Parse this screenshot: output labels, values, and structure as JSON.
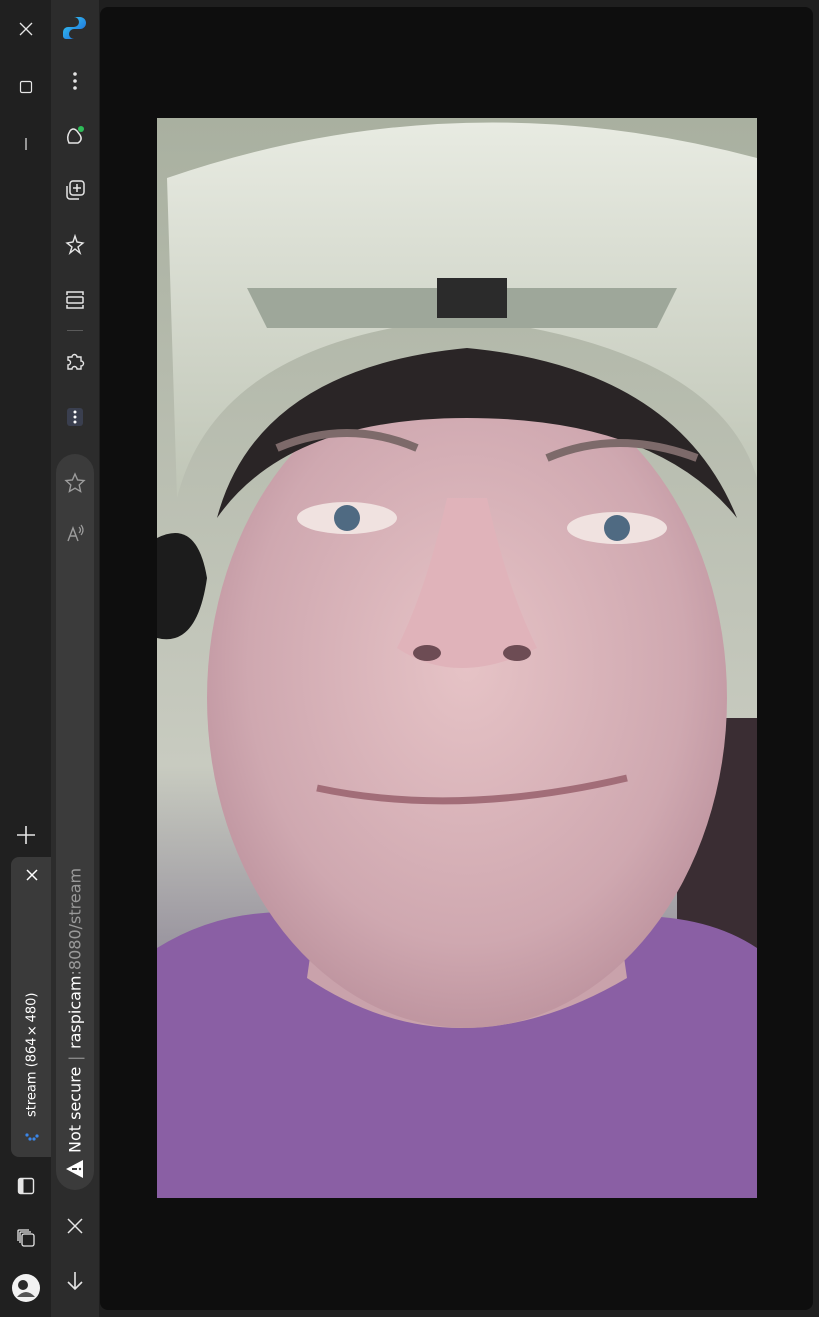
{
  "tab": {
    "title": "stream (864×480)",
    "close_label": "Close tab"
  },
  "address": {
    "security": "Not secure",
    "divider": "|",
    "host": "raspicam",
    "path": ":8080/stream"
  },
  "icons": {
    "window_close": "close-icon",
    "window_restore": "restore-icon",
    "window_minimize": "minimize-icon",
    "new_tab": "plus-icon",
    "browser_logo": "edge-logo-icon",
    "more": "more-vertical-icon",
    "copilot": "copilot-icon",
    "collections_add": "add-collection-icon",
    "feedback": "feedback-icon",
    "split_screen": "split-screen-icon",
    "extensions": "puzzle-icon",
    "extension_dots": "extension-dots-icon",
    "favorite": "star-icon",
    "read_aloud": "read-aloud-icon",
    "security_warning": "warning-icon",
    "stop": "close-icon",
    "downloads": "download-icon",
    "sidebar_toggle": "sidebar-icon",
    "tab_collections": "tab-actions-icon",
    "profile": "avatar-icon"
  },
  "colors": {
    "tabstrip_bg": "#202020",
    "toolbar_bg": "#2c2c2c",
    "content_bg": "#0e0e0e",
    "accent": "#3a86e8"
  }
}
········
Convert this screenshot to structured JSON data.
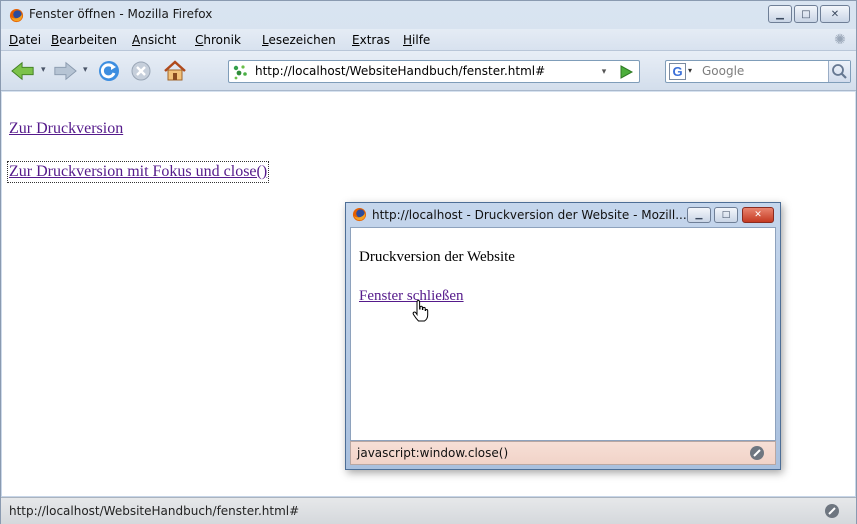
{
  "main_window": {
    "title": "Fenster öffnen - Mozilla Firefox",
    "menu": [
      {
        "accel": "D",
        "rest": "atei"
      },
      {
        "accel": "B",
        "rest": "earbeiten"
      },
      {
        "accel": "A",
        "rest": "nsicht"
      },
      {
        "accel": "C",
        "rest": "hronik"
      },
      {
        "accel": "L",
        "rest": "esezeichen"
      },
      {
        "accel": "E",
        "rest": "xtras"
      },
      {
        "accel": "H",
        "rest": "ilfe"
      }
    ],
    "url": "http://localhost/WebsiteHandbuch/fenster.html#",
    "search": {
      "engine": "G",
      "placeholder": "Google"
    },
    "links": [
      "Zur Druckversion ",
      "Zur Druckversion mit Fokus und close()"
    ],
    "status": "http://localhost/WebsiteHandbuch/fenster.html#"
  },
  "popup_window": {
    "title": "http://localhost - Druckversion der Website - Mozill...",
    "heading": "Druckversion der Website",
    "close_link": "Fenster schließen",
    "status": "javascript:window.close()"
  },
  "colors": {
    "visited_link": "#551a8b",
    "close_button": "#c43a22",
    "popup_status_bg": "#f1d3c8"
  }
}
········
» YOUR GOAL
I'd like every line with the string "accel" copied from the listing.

» TASK RESULT
        "accel": "D",
        "accel": "B",
        "accel": "A",
        "accel": "C",
        "accel": "L",
        "accel": "E",
        "accel": "H",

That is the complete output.